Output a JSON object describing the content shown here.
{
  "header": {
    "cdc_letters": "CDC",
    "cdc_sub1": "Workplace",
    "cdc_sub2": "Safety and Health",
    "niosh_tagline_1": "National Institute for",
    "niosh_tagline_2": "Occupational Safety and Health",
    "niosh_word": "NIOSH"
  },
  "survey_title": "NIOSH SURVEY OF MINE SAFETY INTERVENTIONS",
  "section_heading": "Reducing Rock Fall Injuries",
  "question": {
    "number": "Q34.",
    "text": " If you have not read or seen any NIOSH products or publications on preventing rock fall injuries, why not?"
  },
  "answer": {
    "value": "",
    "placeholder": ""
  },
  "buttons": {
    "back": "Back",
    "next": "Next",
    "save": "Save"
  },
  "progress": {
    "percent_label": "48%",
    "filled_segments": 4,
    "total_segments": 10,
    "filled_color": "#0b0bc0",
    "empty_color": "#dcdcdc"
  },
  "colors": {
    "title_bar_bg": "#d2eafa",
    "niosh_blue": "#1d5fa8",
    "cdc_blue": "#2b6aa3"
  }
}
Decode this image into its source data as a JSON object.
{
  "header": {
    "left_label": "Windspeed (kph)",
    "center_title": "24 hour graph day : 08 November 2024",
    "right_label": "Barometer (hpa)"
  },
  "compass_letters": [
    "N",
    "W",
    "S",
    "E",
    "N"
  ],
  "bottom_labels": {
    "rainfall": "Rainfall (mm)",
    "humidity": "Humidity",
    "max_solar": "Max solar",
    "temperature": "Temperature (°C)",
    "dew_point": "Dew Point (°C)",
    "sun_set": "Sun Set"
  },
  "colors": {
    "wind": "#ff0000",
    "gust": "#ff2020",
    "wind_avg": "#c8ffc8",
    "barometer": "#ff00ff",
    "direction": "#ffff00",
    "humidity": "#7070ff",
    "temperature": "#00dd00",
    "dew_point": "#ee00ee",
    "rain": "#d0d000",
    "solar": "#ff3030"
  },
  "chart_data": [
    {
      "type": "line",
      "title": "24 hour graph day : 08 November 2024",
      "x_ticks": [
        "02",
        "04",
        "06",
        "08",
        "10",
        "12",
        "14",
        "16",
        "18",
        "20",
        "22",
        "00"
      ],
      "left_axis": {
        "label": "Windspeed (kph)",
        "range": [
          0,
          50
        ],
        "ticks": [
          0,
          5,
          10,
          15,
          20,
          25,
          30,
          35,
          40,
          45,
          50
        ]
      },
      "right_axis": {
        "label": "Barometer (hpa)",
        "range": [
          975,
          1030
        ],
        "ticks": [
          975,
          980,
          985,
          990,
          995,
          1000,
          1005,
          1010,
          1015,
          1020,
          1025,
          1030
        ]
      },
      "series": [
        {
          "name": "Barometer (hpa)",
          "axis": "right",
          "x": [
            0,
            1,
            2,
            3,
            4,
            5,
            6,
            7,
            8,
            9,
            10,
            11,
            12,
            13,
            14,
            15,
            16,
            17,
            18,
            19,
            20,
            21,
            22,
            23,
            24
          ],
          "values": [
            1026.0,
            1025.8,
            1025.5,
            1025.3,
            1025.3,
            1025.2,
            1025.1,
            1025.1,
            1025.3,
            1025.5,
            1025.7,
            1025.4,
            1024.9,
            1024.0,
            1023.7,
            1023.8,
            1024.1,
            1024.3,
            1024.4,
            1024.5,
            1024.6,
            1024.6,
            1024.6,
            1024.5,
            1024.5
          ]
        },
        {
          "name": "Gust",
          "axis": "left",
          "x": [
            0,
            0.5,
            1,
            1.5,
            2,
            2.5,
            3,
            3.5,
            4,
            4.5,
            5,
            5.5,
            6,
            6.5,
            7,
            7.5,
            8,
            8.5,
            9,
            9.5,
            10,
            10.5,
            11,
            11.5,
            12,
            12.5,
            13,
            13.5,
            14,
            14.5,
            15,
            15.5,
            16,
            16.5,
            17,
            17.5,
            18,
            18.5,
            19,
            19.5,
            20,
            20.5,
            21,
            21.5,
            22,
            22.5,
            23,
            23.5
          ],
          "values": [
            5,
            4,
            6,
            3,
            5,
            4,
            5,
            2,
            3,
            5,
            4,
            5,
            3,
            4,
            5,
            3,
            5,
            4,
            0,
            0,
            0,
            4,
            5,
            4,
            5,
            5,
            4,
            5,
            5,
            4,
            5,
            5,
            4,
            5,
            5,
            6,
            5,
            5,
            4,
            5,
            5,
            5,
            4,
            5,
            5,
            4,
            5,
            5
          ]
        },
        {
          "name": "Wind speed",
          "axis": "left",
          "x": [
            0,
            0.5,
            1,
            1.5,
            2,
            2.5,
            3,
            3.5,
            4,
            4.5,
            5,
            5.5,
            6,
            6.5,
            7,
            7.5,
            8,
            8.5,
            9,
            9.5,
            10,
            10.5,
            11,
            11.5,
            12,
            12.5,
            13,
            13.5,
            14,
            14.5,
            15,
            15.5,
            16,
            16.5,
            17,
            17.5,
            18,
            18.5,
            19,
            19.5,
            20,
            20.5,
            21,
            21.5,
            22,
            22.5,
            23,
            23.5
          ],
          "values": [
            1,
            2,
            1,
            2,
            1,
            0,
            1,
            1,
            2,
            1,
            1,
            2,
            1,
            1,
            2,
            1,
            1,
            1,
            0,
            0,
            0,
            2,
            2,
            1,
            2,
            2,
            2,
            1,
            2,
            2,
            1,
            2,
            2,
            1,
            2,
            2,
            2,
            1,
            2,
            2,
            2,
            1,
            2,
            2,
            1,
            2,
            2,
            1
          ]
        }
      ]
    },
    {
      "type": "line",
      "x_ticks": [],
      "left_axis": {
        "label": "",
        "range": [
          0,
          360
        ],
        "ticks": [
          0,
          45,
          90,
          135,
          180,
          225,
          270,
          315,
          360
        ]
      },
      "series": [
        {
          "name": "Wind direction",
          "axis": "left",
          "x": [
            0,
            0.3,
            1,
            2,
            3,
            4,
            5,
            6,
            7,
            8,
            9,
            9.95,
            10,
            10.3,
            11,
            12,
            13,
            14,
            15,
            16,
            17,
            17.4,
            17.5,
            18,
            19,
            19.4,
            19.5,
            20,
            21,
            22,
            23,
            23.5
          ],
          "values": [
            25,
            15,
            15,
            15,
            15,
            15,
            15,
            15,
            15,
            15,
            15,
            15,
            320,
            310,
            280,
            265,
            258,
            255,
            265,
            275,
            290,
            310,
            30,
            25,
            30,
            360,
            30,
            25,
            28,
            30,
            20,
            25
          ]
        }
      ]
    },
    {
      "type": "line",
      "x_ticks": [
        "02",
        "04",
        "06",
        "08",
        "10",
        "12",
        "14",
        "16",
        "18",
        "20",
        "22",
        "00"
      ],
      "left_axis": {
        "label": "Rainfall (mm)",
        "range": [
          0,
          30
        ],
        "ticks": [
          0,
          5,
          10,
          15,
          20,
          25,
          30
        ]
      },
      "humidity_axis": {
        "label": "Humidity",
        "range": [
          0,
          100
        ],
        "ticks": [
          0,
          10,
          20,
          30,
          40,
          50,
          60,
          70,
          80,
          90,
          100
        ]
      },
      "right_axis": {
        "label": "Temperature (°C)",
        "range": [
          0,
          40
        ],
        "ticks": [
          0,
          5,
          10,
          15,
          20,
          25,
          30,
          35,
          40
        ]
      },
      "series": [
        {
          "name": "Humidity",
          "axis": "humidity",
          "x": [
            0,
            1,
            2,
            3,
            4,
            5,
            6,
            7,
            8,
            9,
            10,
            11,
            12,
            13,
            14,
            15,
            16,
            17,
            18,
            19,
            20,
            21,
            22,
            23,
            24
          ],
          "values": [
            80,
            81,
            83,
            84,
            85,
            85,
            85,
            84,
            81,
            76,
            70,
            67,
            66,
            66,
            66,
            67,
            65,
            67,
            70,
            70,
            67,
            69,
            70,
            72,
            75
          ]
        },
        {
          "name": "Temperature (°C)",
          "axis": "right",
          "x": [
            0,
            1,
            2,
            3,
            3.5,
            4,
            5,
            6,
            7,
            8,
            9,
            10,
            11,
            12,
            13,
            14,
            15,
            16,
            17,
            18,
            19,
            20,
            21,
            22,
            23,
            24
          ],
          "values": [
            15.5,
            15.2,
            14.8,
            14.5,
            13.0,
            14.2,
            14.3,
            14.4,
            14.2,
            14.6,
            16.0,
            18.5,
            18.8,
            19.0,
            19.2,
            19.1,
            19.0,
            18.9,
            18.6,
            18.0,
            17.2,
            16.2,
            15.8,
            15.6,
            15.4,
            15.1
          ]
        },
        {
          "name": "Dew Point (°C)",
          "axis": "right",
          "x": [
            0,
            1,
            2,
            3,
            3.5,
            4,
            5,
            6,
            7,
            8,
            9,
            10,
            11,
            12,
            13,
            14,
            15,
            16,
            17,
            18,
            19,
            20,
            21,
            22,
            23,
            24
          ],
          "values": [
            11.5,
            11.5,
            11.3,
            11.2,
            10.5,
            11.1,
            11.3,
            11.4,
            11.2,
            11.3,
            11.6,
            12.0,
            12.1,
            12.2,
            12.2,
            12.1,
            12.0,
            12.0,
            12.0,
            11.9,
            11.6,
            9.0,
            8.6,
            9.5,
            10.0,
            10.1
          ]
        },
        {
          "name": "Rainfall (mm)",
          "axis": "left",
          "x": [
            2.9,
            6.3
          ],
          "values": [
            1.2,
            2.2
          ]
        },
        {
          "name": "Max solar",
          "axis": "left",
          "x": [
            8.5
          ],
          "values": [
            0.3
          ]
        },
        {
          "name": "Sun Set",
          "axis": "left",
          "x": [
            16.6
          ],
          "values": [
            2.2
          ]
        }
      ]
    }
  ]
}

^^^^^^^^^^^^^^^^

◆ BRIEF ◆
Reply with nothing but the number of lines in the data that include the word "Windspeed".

◆ SOLUTION TO THIS EXERCISE ◆
2